### [Problem requirements]
Would you copy out only the lines from the one with "Serialize everything readable" to the end of the records, exactly as they stand?

### [Record excerpts]
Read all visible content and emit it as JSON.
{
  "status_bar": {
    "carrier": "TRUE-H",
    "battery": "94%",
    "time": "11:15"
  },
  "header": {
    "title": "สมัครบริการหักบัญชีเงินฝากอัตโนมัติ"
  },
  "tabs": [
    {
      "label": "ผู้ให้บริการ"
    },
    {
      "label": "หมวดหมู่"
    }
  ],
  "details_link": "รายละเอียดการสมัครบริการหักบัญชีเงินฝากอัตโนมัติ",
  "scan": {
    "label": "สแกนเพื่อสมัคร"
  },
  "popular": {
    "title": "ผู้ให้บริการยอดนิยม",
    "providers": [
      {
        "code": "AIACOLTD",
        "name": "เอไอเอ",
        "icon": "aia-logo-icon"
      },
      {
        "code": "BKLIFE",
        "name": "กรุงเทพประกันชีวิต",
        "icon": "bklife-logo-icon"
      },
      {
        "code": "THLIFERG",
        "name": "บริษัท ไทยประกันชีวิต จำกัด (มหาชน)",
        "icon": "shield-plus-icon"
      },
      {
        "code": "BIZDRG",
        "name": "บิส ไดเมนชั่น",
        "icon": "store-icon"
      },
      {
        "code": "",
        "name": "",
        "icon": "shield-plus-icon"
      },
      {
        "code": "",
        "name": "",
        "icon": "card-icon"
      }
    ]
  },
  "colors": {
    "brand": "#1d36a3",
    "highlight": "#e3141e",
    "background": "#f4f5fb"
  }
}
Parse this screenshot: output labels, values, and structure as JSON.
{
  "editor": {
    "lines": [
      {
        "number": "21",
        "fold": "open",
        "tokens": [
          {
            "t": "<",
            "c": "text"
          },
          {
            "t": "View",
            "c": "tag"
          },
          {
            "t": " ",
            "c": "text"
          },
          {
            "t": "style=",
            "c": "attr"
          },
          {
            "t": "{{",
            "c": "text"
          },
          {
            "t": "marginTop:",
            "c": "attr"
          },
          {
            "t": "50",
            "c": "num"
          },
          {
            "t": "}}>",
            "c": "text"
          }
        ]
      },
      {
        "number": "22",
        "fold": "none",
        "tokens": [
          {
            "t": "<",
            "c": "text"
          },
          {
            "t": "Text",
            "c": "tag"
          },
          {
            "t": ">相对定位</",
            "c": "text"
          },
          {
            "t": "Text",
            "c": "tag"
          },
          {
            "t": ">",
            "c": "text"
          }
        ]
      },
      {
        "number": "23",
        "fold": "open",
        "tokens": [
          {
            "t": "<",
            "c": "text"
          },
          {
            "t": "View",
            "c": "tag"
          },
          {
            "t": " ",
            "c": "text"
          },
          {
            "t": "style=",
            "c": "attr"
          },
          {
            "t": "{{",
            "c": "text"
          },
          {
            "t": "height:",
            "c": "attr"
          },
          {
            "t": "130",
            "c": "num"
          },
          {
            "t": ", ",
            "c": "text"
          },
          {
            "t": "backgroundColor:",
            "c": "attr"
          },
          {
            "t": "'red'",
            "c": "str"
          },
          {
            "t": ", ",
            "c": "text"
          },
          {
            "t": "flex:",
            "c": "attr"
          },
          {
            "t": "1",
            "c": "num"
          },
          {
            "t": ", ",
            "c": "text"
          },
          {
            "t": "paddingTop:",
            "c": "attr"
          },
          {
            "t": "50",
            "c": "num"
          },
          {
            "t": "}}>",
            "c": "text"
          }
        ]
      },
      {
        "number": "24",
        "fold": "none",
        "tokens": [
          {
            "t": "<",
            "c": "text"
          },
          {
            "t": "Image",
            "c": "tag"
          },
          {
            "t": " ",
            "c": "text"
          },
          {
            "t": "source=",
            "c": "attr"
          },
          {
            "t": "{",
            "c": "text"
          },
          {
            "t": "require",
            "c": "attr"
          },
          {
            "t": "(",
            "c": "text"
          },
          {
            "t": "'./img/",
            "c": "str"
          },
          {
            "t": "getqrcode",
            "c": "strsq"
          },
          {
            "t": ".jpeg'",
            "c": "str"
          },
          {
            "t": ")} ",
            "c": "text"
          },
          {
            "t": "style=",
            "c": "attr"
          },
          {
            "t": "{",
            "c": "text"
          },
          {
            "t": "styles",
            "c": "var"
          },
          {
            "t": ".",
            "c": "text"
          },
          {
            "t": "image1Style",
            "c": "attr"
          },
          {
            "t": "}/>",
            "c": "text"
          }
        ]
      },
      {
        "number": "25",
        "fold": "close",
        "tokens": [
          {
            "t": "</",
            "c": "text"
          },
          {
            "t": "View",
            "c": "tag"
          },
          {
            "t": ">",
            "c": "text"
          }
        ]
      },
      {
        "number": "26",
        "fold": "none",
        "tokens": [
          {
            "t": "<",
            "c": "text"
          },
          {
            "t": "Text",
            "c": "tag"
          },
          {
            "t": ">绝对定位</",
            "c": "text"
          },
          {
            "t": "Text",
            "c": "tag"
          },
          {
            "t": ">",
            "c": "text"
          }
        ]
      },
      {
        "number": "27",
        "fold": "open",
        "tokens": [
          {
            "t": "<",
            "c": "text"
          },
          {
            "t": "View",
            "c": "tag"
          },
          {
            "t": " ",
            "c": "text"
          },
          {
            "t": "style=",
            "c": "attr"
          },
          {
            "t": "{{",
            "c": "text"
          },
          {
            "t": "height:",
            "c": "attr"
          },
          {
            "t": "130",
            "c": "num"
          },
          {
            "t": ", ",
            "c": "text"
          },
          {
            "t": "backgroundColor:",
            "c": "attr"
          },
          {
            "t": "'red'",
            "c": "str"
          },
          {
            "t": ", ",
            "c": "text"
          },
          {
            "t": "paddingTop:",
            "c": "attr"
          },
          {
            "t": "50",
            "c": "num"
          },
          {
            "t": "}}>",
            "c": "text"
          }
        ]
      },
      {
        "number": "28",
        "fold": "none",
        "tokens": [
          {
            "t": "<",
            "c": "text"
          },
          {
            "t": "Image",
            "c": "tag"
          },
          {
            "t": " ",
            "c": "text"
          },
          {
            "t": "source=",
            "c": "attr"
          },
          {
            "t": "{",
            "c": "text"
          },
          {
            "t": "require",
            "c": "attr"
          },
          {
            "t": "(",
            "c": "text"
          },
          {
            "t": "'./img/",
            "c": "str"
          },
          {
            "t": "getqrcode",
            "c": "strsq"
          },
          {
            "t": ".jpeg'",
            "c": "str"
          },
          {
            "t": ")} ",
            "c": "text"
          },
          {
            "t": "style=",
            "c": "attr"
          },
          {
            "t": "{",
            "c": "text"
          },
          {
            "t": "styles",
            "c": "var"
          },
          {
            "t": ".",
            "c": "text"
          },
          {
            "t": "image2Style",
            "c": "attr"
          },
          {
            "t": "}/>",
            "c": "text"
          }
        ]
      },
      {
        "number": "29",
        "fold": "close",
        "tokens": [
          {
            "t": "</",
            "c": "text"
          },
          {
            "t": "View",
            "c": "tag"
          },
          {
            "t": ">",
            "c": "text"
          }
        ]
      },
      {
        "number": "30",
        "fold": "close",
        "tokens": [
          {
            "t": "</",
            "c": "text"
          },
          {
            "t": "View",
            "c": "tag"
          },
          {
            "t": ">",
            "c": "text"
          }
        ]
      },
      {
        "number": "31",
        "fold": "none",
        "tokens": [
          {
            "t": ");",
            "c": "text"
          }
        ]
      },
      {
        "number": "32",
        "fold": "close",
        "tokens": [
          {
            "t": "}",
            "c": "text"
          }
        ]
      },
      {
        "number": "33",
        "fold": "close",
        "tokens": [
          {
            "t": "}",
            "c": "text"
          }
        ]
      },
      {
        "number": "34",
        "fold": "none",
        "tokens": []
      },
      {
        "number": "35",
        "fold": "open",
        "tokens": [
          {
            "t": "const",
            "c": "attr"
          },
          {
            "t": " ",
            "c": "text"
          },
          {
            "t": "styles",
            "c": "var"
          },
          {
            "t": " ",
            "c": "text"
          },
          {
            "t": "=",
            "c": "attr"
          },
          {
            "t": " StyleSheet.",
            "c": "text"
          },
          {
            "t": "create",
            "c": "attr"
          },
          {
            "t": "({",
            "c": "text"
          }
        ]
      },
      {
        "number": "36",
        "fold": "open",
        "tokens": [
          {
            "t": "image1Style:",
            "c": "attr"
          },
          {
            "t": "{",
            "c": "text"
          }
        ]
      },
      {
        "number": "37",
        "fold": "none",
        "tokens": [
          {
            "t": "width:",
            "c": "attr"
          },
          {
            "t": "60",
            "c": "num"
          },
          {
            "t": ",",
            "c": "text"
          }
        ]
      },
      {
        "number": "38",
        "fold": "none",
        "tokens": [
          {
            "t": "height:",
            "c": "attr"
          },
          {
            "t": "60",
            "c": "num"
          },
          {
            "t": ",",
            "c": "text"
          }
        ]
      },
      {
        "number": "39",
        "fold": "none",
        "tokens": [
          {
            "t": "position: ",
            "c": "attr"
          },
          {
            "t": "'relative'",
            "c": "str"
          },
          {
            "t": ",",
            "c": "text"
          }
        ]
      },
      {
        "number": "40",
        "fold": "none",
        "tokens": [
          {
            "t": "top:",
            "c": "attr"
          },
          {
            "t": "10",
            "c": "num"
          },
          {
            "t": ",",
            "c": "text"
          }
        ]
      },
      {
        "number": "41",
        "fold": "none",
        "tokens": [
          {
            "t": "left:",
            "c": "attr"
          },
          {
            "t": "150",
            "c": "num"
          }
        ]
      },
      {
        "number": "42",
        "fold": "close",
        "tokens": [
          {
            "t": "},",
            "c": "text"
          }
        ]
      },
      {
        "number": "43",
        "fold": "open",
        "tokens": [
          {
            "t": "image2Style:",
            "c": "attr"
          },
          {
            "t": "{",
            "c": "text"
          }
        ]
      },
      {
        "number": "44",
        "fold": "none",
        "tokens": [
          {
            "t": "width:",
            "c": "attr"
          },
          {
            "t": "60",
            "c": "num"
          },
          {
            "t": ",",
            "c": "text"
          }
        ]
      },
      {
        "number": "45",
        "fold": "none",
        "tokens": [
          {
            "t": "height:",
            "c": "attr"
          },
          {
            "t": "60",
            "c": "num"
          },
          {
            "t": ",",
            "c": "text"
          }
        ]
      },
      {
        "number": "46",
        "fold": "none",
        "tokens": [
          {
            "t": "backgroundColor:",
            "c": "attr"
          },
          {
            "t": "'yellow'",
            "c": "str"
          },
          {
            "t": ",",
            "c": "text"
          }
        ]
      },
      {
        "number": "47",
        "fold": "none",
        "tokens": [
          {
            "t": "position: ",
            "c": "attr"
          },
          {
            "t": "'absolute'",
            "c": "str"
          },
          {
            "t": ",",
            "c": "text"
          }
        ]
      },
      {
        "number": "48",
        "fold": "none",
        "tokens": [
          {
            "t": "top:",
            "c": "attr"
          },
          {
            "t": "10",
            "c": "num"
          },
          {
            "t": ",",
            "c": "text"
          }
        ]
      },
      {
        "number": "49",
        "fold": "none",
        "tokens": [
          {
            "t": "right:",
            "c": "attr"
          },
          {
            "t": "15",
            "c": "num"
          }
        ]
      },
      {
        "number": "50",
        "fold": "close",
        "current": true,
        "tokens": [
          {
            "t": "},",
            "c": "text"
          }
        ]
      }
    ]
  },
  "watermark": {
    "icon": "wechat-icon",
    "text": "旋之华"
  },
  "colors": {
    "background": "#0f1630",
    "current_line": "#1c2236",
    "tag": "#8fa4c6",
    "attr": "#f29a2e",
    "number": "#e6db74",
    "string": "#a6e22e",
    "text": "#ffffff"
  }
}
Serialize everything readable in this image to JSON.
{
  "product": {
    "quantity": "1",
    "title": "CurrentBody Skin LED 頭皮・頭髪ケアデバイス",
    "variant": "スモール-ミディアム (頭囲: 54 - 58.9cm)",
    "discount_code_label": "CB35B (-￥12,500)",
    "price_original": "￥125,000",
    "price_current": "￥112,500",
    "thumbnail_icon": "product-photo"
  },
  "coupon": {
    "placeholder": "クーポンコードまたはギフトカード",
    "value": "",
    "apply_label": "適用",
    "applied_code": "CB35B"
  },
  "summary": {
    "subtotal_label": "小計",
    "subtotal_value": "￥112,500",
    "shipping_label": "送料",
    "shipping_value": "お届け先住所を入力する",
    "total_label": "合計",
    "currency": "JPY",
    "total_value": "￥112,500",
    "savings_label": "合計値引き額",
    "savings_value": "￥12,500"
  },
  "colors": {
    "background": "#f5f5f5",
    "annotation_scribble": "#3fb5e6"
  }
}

### [Written solution]
Serialize everything readable in this image to JSON.
{
  "product": {
    "quantity": "1",
    "title": "CurrentBody Skin LED 頭皮・頭髪ケアデバイス",
    "variant": "スモール-ミディアム (頭囲: 54 - 58.9cm)",
    "discount_code_label": "CB35B (-￥12,500)",
    "price_original": "￥125,000",
    "price_current": "￥112,500",
    "thumbnail_icon": "product-photo"
  },
  "coupon": {
    "placeholder": "クーポンコードまたはギフトカード",
    "value": "",
    "apply_label": "適用",
    "applied_code": "CB35B"
  },
  "summary": {
    "subtotal_label": "小計",
    "subtotal_value": "￥112,500",
    "shipping_label": "送料",
    "shipping_value": "お届け先住所を入力する",
    "total_label": "合計",
    "currency": "JPY",
    "total_value": "￥112,500",
    "savings_label": "合計値引き額",
    "savings_value": "￥12,500"
  },
  "colors": {
    "background": "#f5f5f5",
    "annotation_scribble": "#3fb5e6"
  }
}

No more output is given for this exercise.